Asthma remains the cause of substantial morbidity and even mortality in children and young adults. Discerning the relative degree of disease severity can be challenging. Although severe, difficult-to-control asthma is distributed asymmetrically across sex (female predominance), socioeconomic strata (uninsured), and race (black children), and children are afflicted irrespective of geography, wealth, or race.
On Sunday, October 27, 2019, Susan S. Laubach MD, associate clinical professor, University of California San Diego, and director, Allergy Clinic, Rady Children’s Hospital, San Diego, California, provided an overview of factors that make asthma difficult to control during a session titled “Breathe easy: Diagnosis and management of difficult-to-control asthma.”
Several aspects of the presentation and difficult-to-control asthma merit comment. First, difficult-to-control asthma may derive from a cause that is addressable. Undertaking a careful history that includes environmental exposures (pollutants, volatile chemicals, dust mites), living situation (smokers, pets, heat source), as well as allergic and family history can inform both diagnosis and treatment. Prolonged exposure to an inflammatory stimulus can lead to chronic inflammation and poorly controlled asthma.
Second, clinicians managing children with difficult-to-control asthma should ensure both compliance and the diagnosis. From a compliance perspective, patients may be in possession of the correct medication, but they are delivering it incorrectly.
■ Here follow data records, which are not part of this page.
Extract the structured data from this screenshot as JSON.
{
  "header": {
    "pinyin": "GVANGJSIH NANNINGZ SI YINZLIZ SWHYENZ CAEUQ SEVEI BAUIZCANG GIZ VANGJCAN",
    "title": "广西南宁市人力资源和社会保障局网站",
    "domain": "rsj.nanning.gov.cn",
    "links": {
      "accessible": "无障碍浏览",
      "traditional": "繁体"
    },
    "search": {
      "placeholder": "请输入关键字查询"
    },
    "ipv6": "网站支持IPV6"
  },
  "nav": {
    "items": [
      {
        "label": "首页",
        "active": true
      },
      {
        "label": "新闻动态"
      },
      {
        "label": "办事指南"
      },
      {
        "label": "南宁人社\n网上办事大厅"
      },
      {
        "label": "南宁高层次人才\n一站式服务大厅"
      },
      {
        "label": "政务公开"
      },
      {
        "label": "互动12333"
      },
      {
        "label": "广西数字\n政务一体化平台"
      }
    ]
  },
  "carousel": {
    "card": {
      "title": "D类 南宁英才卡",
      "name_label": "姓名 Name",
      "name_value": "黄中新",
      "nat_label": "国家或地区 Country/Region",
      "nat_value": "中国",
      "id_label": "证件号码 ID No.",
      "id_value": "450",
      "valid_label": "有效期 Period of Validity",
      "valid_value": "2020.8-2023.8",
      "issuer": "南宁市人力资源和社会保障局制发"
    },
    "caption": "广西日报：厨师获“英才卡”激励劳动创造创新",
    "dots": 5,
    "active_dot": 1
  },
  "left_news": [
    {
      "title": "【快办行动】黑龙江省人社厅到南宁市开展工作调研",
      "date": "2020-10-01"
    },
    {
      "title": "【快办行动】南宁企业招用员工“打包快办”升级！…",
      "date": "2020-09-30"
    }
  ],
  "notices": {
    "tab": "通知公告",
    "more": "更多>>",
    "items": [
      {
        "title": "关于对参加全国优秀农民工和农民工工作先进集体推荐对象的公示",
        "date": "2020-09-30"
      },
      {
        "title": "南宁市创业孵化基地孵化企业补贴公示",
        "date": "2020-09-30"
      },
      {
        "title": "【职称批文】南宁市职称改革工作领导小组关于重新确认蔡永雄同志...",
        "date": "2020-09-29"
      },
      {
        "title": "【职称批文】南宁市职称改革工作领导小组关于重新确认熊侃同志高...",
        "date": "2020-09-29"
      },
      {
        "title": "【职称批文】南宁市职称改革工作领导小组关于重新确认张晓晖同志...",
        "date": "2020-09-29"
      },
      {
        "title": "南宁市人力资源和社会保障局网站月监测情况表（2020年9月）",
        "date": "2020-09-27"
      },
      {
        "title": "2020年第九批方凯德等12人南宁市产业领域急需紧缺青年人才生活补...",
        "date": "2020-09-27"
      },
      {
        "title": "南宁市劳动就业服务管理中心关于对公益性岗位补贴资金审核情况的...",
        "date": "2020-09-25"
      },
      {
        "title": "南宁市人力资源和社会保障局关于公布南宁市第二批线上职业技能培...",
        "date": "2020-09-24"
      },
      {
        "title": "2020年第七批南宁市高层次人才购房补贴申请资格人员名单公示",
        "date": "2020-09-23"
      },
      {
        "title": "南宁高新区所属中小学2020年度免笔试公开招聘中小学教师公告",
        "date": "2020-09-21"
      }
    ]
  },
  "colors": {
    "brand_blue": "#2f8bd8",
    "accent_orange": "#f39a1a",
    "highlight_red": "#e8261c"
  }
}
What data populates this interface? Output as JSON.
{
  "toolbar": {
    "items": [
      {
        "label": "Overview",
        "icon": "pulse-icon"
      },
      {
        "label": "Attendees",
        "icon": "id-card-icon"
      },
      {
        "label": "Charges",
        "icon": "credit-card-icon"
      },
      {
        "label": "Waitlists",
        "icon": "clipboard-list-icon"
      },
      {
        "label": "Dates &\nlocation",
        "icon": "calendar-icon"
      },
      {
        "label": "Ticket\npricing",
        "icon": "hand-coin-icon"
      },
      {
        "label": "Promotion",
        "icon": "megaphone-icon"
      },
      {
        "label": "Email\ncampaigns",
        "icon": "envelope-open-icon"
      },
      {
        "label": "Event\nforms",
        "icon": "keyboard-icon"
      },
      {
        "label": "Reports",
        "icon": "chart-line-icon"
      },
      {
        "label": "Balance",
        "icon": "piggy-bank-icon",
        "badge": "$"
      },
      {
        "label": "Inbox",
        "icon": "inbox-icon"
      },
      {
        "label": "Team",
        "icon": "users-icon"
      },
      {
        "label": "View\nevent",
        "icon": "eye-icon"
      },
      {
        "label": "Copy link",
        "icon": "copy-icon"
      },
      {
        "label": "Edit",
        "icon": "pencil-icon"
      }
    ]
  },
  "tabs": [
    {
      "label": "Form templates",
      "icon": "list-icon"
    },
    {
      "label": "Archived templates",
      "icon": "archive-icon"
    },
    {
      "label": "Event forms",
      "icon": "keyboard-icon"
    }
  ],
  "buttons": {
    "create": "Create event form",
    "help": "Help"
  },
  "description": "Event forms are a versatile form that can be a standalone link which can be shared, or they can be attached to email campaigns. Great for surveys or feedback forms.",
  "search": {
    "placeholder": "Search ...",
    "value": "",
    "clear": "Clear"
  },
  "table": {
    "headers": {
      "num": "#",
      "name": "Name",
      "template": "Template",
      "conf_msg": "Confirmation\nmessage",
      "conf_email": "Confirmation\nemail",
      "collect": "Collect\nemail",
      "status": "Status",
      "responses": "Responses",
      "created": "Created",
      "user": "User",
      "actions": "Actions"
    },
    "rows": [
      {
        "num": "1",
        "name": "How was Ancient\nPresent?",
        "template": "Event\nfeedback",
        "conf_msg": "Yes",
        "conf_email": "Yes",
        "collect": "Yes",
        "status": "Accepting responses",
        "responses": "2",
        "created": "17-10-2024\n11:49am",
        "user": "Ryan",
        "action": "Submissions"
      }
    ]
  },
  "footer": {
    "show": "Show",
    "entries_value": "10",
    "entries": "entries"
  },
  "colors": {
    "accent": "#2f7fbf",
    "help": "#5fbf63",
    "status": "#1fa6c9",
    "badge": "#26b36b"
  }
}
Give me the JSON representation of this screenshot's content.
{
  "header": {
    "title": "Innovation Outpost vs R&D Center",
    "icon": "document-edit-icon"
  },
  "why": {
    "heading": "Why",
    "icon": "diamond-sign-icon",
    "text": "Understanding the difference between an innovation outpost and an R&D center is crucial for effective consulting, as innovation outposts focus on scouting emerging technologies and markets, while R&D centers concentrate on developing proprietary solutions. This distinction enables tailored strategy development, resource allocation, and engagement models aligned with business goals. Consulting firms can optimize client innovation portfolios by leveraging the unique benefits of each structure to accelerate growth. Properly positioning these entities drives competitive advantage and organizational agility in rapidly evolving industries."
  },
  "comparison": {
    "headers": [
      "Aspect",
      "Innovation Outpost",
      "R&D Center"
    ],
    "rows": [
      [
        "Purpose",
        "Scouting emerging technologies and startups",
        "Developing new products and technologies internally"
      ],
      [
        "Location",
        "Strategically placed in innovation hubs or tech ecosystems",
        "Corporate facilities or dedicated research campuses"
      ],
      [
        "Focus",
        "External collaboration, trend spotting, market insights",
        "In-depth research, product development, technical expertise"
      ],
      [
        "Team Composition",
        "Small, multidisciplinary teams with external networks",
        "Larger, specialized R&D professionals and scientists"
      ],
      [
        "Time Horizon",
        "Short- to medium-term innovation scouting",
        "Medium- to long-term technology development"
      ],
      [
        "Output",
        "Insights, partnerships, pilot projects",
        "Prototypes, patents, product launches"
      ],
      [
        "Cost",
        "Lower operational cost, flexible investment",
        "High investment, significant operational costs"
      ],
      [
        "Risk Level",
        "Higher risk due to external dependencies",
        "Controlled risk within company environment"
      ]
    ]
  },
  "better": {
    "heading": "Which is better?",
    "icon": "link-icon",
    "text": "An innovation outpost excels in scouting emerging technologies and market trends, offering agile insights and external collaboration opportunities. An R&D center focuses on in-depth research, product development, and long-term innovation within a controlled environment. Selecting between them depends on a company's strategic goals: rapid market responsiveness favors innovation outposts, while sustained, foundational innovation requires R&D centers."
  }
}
Review of delivery techniques and capacity for the patient and family to comply with the medications as prescribed is essential. Moreover, considering the difficult-to-control asthma patient from a comprehensive perspective is important as highly labile asthma may result from a cause such as aspiration, allergy, or reflux.
The significance of the difficult-to-control asthma patient is amplified further by the changes unfolding in our environment. With global warming and increasing levels of particulate matter in the air, especially in developing countries and inner cities, there is reason to believe that the prevalence of difficult-to-control asthma will be increasing. Further, the advent of increasingly specific therapeutic tools, more precise and more personal, will allow for the delivery of more bespoke care than ever before. Thus, being able to achieve a highly defined, “thin” phenotype will enable clinicians to mitigate the clinical harm associated with difficult-to-control asthma by providing therapies that address the underlying cause.
David N. Cornfield, MD, is the Anne T. and Robert M. Bass Professor in Pulmonary Medicine, and director, Center for Excellence in Pulmonary Biology, Department of Pediatrics and (by courtesy) Surgery, Stanford University School of Medicine, Stanford, California.